**Source data:**
_____

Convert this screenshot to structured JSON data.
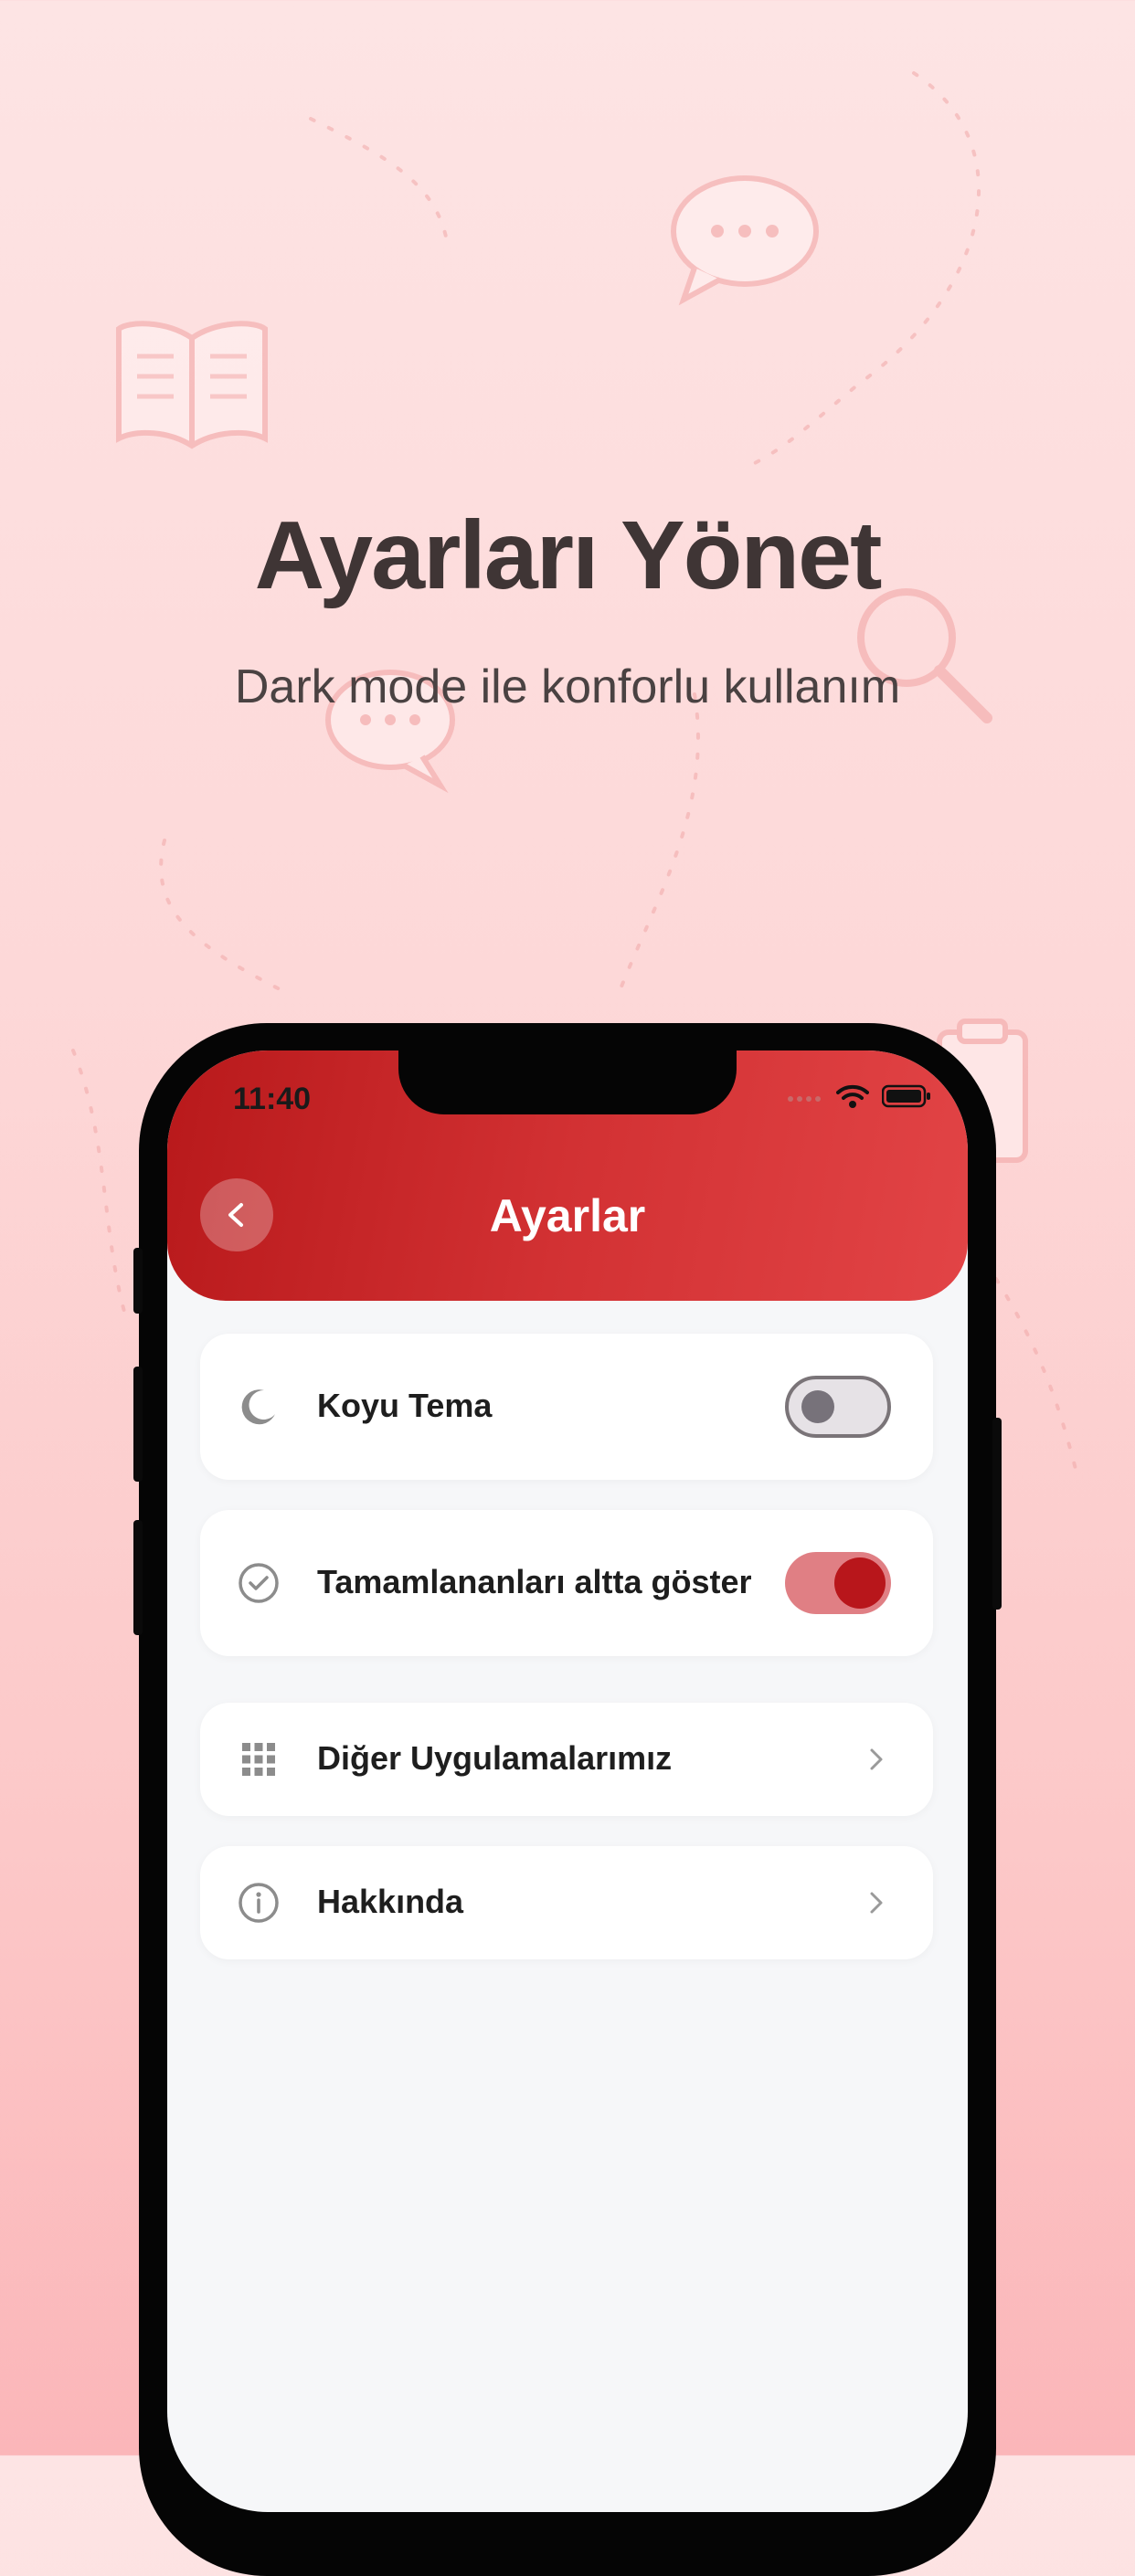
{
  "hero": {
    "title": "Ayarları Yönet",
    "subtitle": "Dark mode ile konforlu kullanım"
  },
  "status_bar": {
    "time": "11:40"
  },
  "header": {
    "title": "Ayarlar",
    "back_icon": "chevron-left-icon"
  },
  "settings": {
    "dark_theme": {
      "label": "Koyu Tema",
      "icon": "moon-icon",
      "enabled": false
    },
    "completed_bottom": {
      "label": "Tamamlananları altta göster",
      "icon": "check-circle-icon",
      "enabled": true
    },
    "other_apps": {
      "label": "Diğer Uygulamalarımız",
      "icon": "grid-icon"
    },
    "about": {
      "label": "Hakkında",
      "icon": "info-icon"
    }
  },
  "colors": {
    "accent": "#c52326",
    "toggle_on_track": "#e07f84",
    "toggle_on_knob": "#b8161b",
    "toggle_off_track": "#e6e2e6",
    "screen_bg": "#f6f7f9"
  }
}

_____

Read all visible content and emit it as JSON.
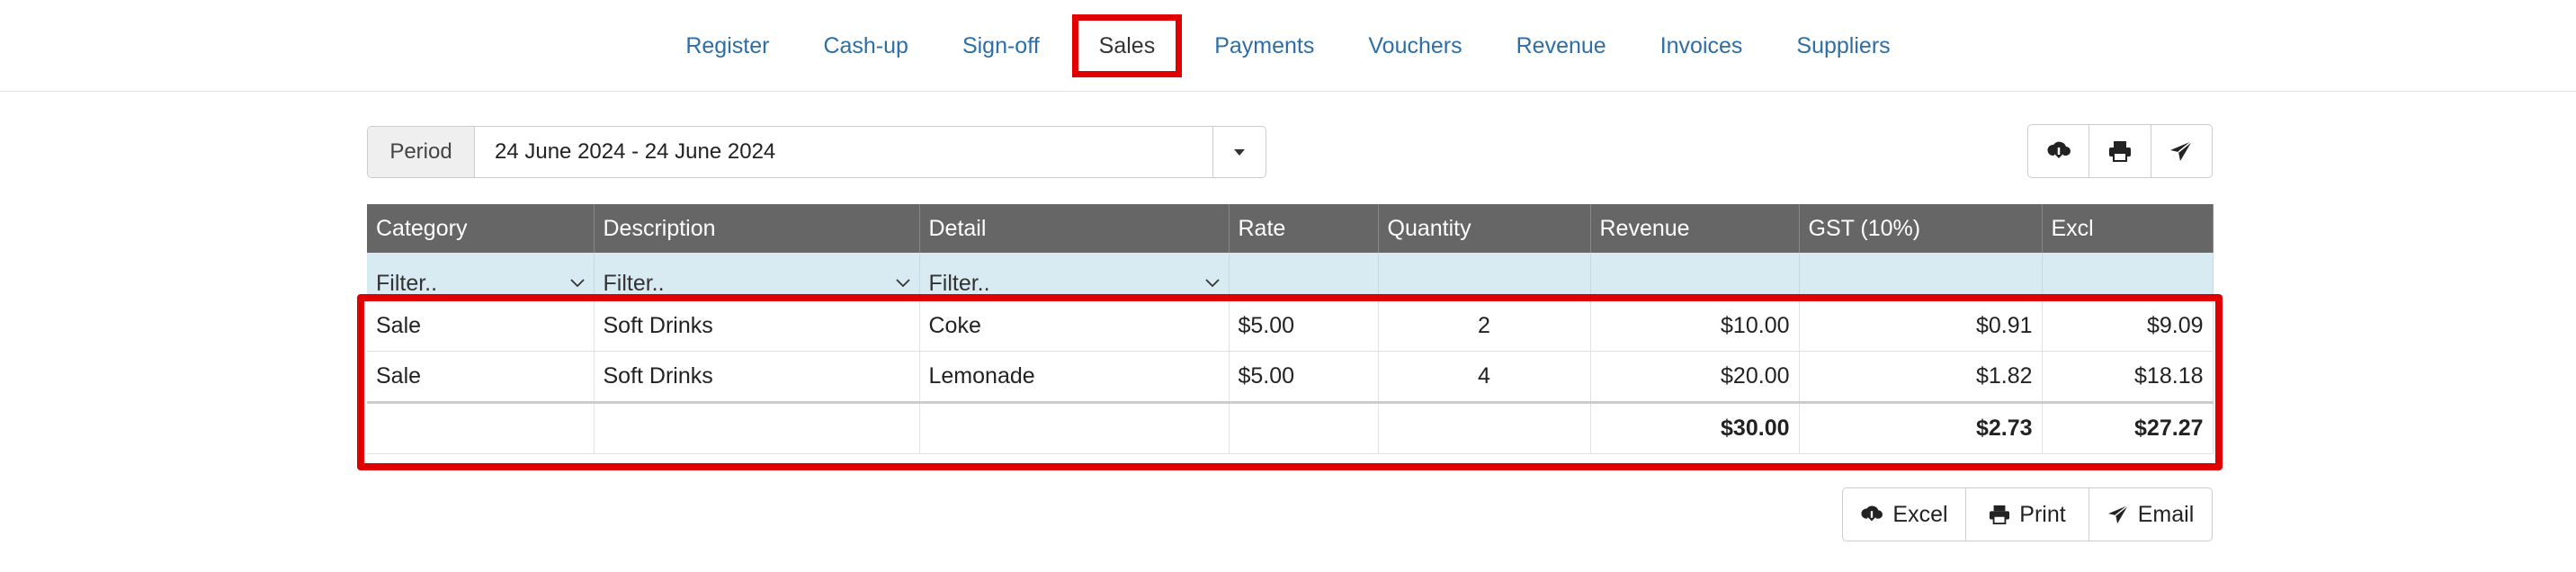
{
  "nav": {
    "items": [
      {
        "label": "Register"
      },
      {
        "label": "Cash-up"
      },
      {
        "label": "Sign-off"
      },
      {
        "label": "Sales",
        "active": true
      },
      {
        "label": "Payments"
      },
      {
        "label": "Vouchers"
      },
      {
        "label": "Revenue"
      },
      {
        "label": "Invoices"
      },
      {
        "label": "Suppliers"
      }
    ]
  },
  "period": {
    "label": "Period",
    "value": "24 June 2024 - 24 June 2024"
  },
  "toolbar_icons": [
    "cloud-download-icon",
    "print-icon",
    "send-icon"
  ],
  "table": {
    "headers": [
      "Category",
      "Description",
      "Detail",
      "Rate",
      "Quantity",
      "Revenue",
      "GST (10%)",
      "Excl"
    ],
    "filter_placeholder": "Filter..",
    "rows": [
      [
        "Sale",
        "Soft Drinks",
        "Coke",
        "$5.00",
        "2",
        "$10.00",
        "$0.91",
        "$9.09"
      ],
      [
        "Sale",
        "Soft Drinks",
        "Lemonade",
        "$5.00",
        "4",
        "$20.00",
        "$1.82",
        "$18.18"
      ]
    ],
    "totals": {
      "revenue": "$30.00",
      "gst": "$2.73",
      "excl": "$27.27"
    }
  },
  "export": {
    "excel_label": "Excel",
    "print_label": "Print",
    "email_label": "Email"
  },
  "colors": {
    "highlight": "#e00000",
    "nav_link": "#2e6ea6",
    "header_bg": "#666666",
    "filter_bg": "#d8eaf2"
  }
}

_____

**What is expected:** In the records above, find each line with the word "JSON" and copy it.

**Answer:**
Convert this screenshot to structured JSON data.
Read all visible content and emit it as JSON.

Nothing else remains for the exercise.